PROVIDED RECORDS START
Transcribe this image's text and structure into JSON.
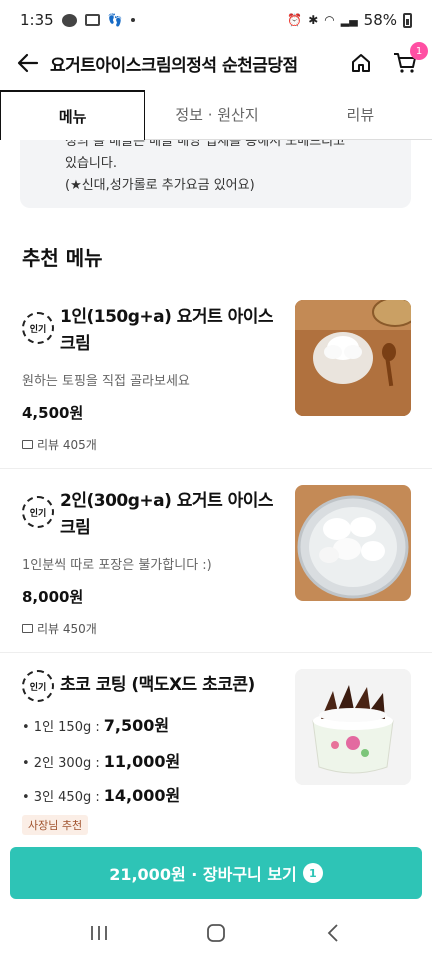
{
  "status_bar": {
    "time": "1:35",
    "battery": "58%"
  },
  "header": {
    "title": "요거트아이스크림의정석 순천금당점",
    "cart_badge": "1"
  },
  "tabs": [
    {
      "label": "메뉴"
    },
    {
      "label": "정보 · 원산지"
    },
    {
      "label": "리뷰"
    }
  ],
  "notice": {
    "line0": "정의 볼 배골은 배골 배앙 입세를 용해서 노베드리고",
    "line1": "있습니다.",
    "line2": "(★신대,성가롤로 추가요금 있어요)"
  },
  "section_title": "추천 메뉴",
  "popular_label": "인기",
  "items": [
    {
      "name": "1인(150g+a) 요거트 아이스크림",
      "desc": "원하는 토핑을 직접 골라보세요",
      "price": "4,500원",
      "reviews": "리뷰 405개"
    },
    {
      "name": "2인(300g+a) 요거트 아이스크림",
      "desc": "1인분씩 따로 포장은 불가합니다 :)",
      "price": "8,000원",
      "reviews": "리뷰 450개"
    },
    {
      "name": "초코 코팅 (맥도X드 초코콘)",
      "options": [
        {
          "label": "• 1인 150g : ",
          "price": "7,500원"
        },
        {
          "label": "• 2인 300g : ",
          "price": "11,000원"
        },
        {
          "label": "• 3인 450g : ",
          "price": "14,000원"
        }
      ],
      "tag": "사장님 추천"
    }
  ],
  "cart_bar": {
    "label": "21,000원 · 장바구니 보기",
    "count": "1"
  },
  "colors": {
    "accent": "#2ec4b6",
    "badge": "#ff4fa3"
  }
}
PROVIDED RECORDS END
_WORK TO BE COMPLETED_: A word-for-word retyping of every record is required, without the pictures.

_WRITTEN RESPONSE_:
Transcribe this image's text and structure into JSON.
{
  "status_bar": {
    "time": "1:35",
    "battery": "58%"
  },
  "header": {
    "title": "요거트아이스크림의정석 순천금당점",
    "cart_badge": "1"
  },
  "tabs": [
    {
      "label": "메뉴"
    },
    {
      "label": "정보 · 원산지"
    },
    {
      "label": "리뷰"
    }
  ],
  "notice": {
    "line0": "정의 볼 배골은 배골 배앙 입세를 용해서 노베드리고",
    "line1": "있습니다.",
    "line2": "(★신대,성가롤로 추가요금 있어요)"
  },
  "section_title": "추천 메뉴",
  "popular_label": "인기",
  "items": [
    {
      "name": "1인(150g+a) 요거트 아이스크림",
      "desc": "원하는 토핑을 직접 골라보세요",
      "price": "4,500원",
      "reviews": "리뷰 405개"
    },
    {
      "name": "2인(300g+a) 요거트 아이스크림",
      "desc": "1인분씩 따로 포장은 불가합니다 :)",
      "price": "8,000원",
      "reviews": "리뷰 450개"
    },
    {
      "name": "초코 코팅 (맥도X드 초코콘)",
      "options": [
        {
          "label": "• 1인 150g : ",
          "price": "7,500원"
        },
        {
          "label": "• 2인 300g : ",
          "price": "11,000원"
        },
        {
          "label": "• 3인 450g : ",
          "price": "14,000원"
        }
      ],
      "tag": "사장님 추천"
    }
  ],
  "cart_bar": {
    "label": "21,000원 · 장바구니 보기",
    "count": "1"
  },
  "colors": {
    "accent": "#2ec4b6",
    "badge": "#ff4fa3"
  }
}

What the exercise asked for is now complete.